The interim results of the World Health Organisation Solidarity Trial' indicate that four repurposed drugs for COVID-19 -- remdesivir, hydroxychloroquine, lopinavir/ritonavir and interferon regimens -- appeared to have little or no effect on reducing mortality, initiation of ventilation and duration of hospital stay.
The interim findings of the trial in which the four drugs were tested in 405 hospitals across 30 countries, covering 11,266 adults, were released on 'medRxiv', a preprint server, on Thursday. The findings are under review for publication in a medical journal.
"In 405 hospitals across 30 countries, 11,266 adults were randomised, with 2,750 of them given remdesivir, 954 hydroxychloroquine, 1,411 lopinavir, 651 interferon plus lopinavir, 1,412 only interferon, and 4,088 no study drug," the uploaded trial study stated.
The trial arms related to hydroxychloroquine and lopinavir were discontinued earlier as the interim results had showed no benefit.
"The remdesivir, hydroxychloroquine, lopinavir and interferon regimens appeared to have little or no effect on hospitalised COVID-19 patients, as indicated by overall mortality, initiation of ventilation and
duration of hospital stay," the study said.
The findings hold significance as the use of remdesivir (for restricted emergency use purposes) has been recommended for treating coronavirus patients in moderate stage of the illness as "investigational
therapies" in Clinical Management Protocol for COVID-19 issued by the Union health ministry.
Other uses of the drugs, for example, in treatment of patients in the community or for prevention, would have to be examined using different trials, the WHO said.
The WHO Solidarity Trial was conducted from March 22 to October 4.
Meanwhile, the Indian Council of Medical Research on Friday said it was an active partner in the Solidarity Therapeutics Trial conducted under the aegis of the World Health Organization.
"The trial tested four repurposed drugs, namely, remdesivir, interferon 1a, lopinavir/ritonavir and hydroxychloroquine. Interim analysis showed that no benefits of remdesivir in any groups of COVID-19
(asymptomatic/mild/moderate/severe/critical) patients," it said in a statement.
The ICMR has succeeded in conducting this large randomised controlled study even during a pandemic situation and earlier lockdown. The study reliably answers critical public health questions concerning
"Earlier, ICMR conducted PLACID trial for convalescent plasma indicating no benefit of it in COVID-19 treatment," the apex health research body said.
This was a well-coordinated national effort led by ICMR-National AIDS Research Institute, Pune with scientist Sheela Godbole at the helm, it said.
"The trial comprised 26 actively randomising sites with 937 participants in India.
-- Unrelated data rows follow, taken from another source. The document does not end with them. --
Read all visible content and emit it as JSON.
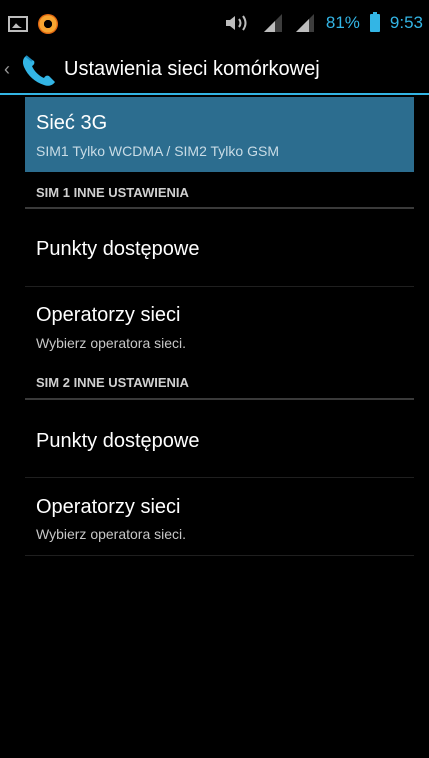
{
  "status_bar": {
    "battery_percent": "81%",
    "time": "9:53",
    "accent_color": "#33b5e5",
    "icons": [
      "picture-icon",
      "app-notification-icon",
      "volume-icon",
      "signal-sim1-icon",
      "signal-sim2-icon",
      "battery-icon"
    ]
  },
  "action_bar": {
    "title": "Ustawienia sieci komórkowej",
    "icon": "phone-icon",
    "up_glyph": "‹"
  },
  "items": {
    "network_3g": {
      "title": "Sieć 3G",
      "subtitle": "SIM1 Tylko WCDMA / SIM2 Tylko GSM",
      "selected_color": "#2c6d8f"
    },
    "sim1_header": "SIM 1 INNE USTAWIENIA",
    "sim1_apn": {
      "title": "Punkty dostępowe"
    },
    "sim1_operators": {
      "title": "Operatorzy sieci",
      "subtitle": "Wybierz operatora sieci."
    },
    "sim2_header": "SIM 2 INNE USTAWIENIA",
    "sim2_apn": {
      "title": "Punkty dostępowe"
    },
    "sim2_operators": {
      "title": "Operatorzy sieci",
      "subtitle": "Wybierz operatora sieci."
    }
  }
}
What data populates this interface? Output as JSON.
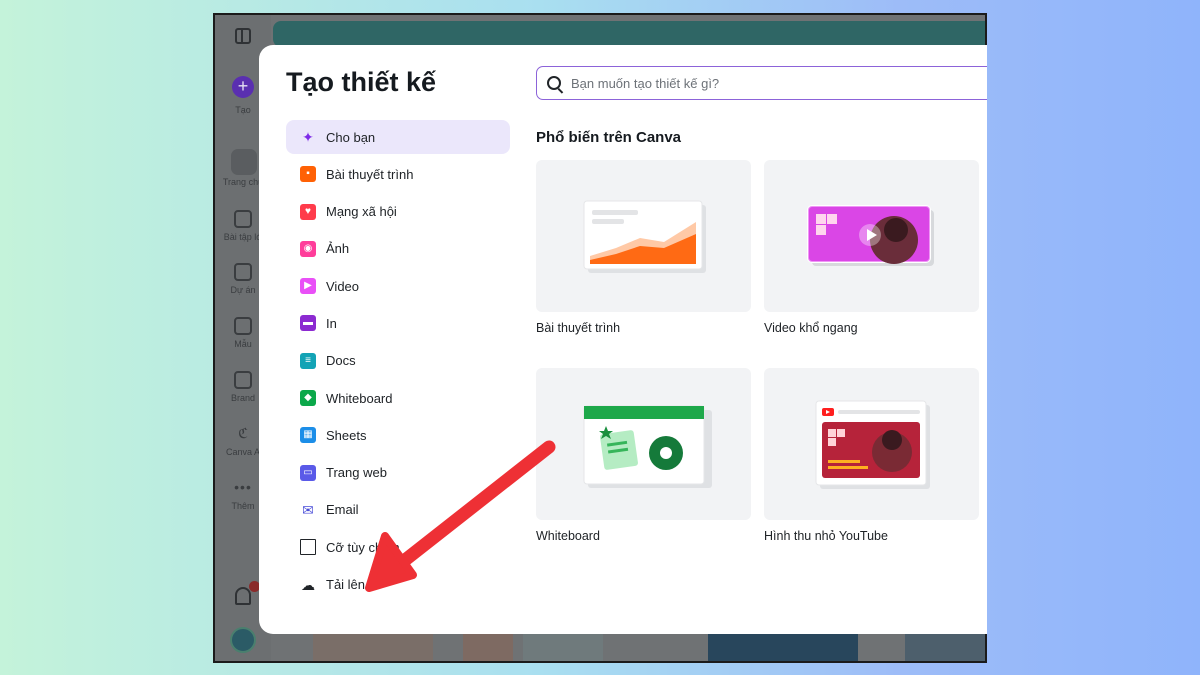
{
  "rail": {
    "items": [
      {
        "label": "Tạo"
      },
      {
        "label": "Trang chủ"
      },
      {
        "label": "Bài tập lớ"
      },
      {
        "label": "Dự án"
      },
      {
        "label": "Mẫu"
      },
      {
        "label": "Brand"
      },
      {
        "label": "Canva A"
      },
      {
        "label": "Thêm"
      }
    ],
    "notification_badge": "1"
  },
  "modal": {
    "title": "Tạo thiết kế",
    "search": {
      "placeholder": "Bạn muốn tạo thiết kế gì?",
      "value": ""
    },
    "nav": [
      {
        "label": "Cho bạn",
        "icon": "sparkle-icon",
        "color": "#7d2ae8",
        "active": true
      },
      {
        "label": "Bài thuyết trình",
        "icon": "presentation-icon",
        "color": "#ff6105"
      },
      {
        "label": "Mạng xã hội",
        "icon": "heart-icon",
        "color": "#ff3b4b"
      },
      {
        "label": "Ảnh",
        "icon": "camera-icon",
        "color": "#ff3d9a"
      },
      {
        "label": "Video",
        "icon": "video-icon",
        "color": "#e950f7"
      },
      {
        "label": "In",
        "icon": "printer-icon",
        "color": "#8c2ad1"
      },
      {
        "label": "Docs",
        "icon": "docs-icon",
        "color": "#13a3b5"
      },
      {
        "label": "Whiteboard",
        "icon": "whiteboard-icon",
        "color": "#0ba84a"
      },
      {
        "label": "Sheets",
        "icon": "sheets-icon",
        "color": "#1c8ee8"
      },
      {
        "label": "Trang web",
        "icon": "website-icon",
        "color": "#5a5ae8"
      },
      {
        "label": "Email",
        "icon": "email-icon",
        "color": "#4b4ed8"
      },
      {
        "label": "Cỡ tùy chỉnh",
        "icon": "custom-size-icon",
        "color": "#202428"
      },
      {
        "label": "Tải lên",
        "icon": "upload-cloud-icon",
        "color": "#202428"
      }
    ],
    "section_title": "Phổ biến trên Canva",
    "cards": [
      {
        "label": "Bài thuyết trình"
      },
      {
        "label": "Video khổ ngang"
      },
      {
        "label": "Whiteboard"
      },
      {
        "label": "Hình thu nhỏ YouTube"
      }
    ]
  },
  "colors": {
    "accent_purple": "#7d2ae8",
    "annotation_arrow": "#f0353a"
  }
}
We are grateful to the trial participants and their families for contributing to these crucial findings," Samiran Panda, Head,
ICMR-Division of Epidemiology and Communicable Diseases, and director, ICMR-NARI said.
The Solidarity Therapeutics Trial is the world's largest global randomised controlled trial in a pandemic situation for COVID-19 therapeutics, spanning 30 countries. India contributed one-tenth of the participants in the trial, the statement added.